THE MAGIC MUSIC OF THE MOON
On my second day back at work at the main Library in Cincinnati, I read a nice article on Reality Sandwich about the ethnomusicologist, magician, filmmaker, and collector Harry Smith. As I read it I was thinking about how much the Beats have given to culture, the ways in which they shaped it, and how their own ideas were influenced by mysticism & magick. I was also thinking of how the Golden Dawn did this in a similar, seeding various ideas, concepts, and magick into the world. As I was thinking these things I felt the strong presence of the ancestors around me. This was all still leading up to Halloween, and so it seemed very natural that the ancestors would be near me. Maybe they are not my genetic ancestors, but are part & parcel of the spiritual of which I am a part. Among those whose presence I felt was that of Allen Ginsberg, and the next day, following intuitions lead, read “Kaddish” the long poem written for his mother. It seemed appropriate also that I would be reading a poem mourning the death of a mother, as my own Mom had passed away in the summer of 2008. She and I were very close, and indeed still are. In any case, by following these inner promptings I eventually wrote some new poetry inspired by Harry Smith’s conception of the Old Weird America and Allen Ginsbergs vision of a new America.
In the meantime I had started reading “Moon Magic” by Dion Fortune. All of the ideas from these various readings were cross pollinating in a wyrd brew. Various sections of Moon Magic seemed to be directly related to many of the motifs that we in the Hermaphroditic Chaorder of the Silver Dusk are working with. That shouldn’t be suprising really, but the actuality of it struck with new force, we being the Lunar Artistic counterpoint to the Golden Dawns Solar Science. Then a phrase leapt out of the book which was directly related to the way I had been thinking of the influence of the Golden Dawn and the Beats:

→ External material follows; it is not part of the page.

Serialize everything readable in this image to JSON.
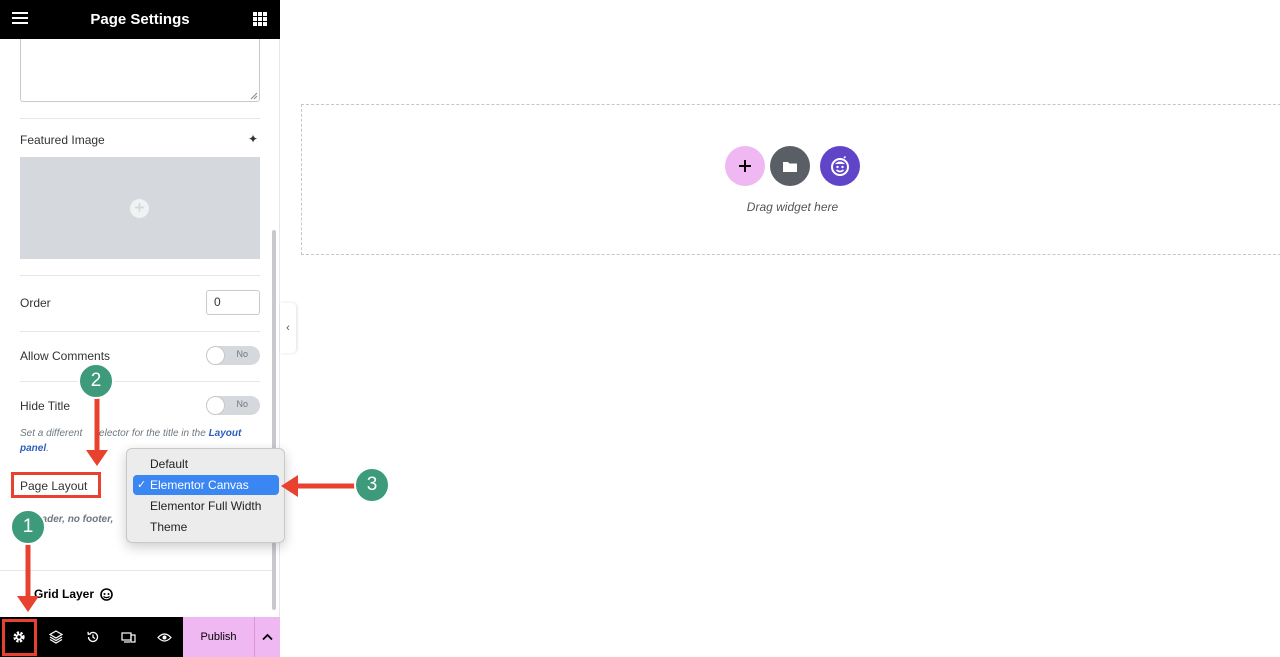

“We hold, we initiates, that we can bring a thing through from the Inner Planes into manifestation by acting it out symbolically. That is why ritual is used. Now if you and I were to work out together the particular problem I want to solve, it would be solved for the race, because we are part of the race, and whatever is realised in our minds becomes part of the group mind and spreads like ferment.”
I like this very much because what is a culture but a type of fermentation? And as my friend Oryelle said in an email, “maybe the beats were the Acidopholous.”
In the meantime I had looked up some audio files on the internet. Archive.org hosts a huge collection of recordings made at the Naropa Institute. I was very pleased to find recordings of Harry Smith talking about Pacific Northwest Indian ceremonies and a series of classes given by Gary Snyder. I was even more suprised, on the actual Full Moon day of Samhain, Nov. 2nd, to listen to his class, and lo and behold he begins to discuss the Ballad of Tam Lin. He even played a version by Fairport Convention. (a very different-textually & otherwise- C93 version here). His talks delved deep into shamanism, one of the most interesting parts being how a shaman (or poet) catches a song that can be used to heal the sick, and by extension the whole community.
Part of the way I honored these insights/experiences/etc. was by playing both versions (although there are countless more) on the radio. Today I decided that I am going to go a stop further and record my own version of the ballad, although I still have to decide on which version of the text to use. It will be more surreal and electronic than the other versions I’ve heard because that it is the way I am comfortable working musically, and I may re-write & synthesize various texts to produce my own version. Whatever I do I will be working to call forth the energies of the Otherworld and ground them further into this one.
Justin Patrick Moore
Husband. Father/Grandfather. Writer. Green wizard. Ham radio operator (KE8COY). Electronic musician. Library cataloger.